“It’s a unifying thing. We’re one person, one heart,” says Leila Redlich Biel, a participant with a circle of short, graceful brown curls and warm eyes. Touching my arm gently, she continues, “I mean, we may have very different opinions on things, but we’re one heart. We’re one big family. It feels so good to do something at the same time as other people across the world.”
Even without Biel’s explanation, the genuine sense of communion was evident. As I surveyed the room, watching little girls dash from table to table, excited at the promise of challah, I was reminded of a kitchen bustling with love and a sense of kinship, and a mixture of inexperienced and capable hands sharing space.
After a prayer, the whole room began braiding the dough per Jewish tradition, following along with the instructions of a woman at the front of the room whose weaving motions were being projected onto two large screens. Biel shared a table with participants who had never baked challah before and generously explained the baking and kneading process and the bread’s significance to the newcomers.

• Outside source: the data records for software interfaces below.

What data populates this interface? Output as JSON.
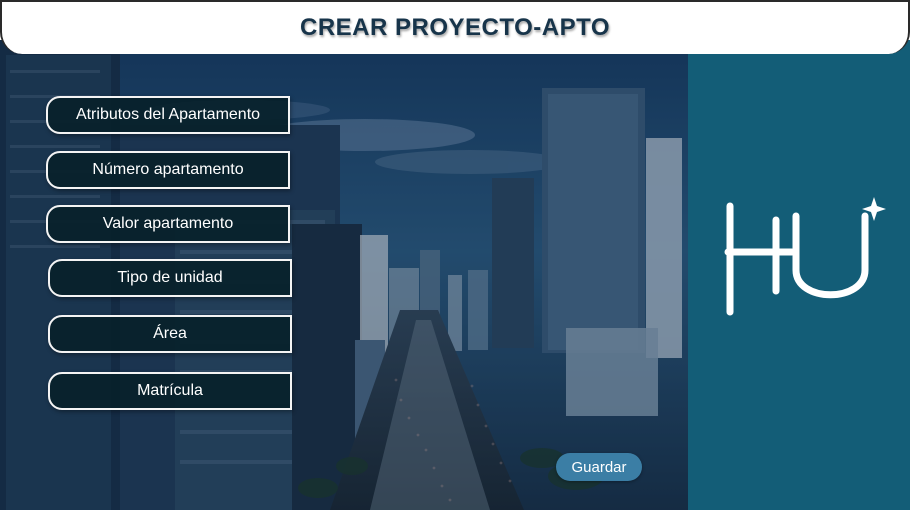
{
  "header": {
    "title": "CREAR PROYECTO-APTO"
  },
  "menu": {
    "items": [
      {
        "label": "Atributos del Apartamento"
      },
      {
        "label": "Número apartamento"
      },
      {
        "label": "Valor apartamento"
      },
      {
        "label": "Tipo de unidad"
      },
      {
        "label": "Área"
      },
      {
        "label": "Matrícula"
      }
    ]
  },
  "actions": {
    "save_label": "Guardar"
  },
  "colors": {
    "header_text": "#17344a",
    "panel": "#135d77",
    "button_fill": "#08212a",
    "button_border": "#f4f4f4",
    "save_button": "#3b7ea5"
  },
  "icons": {
    "logo": "hu-logo-icon",
    "background": "city-background-image"
  }
}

When it came time to dance, Biel remained at the table, choosing instead to join hands with two participants who—because of injuries—were unable to join the dance floor. I could hear the warmth in her voice, recalling the story as “a special moment.” There was no doubt in my mind other similar acts of kindness had been scattered across the evening, shared over dough and between laughter. This was a familial gathering, bubbling with a sense of kinship. And of course, after all, what’s family without food?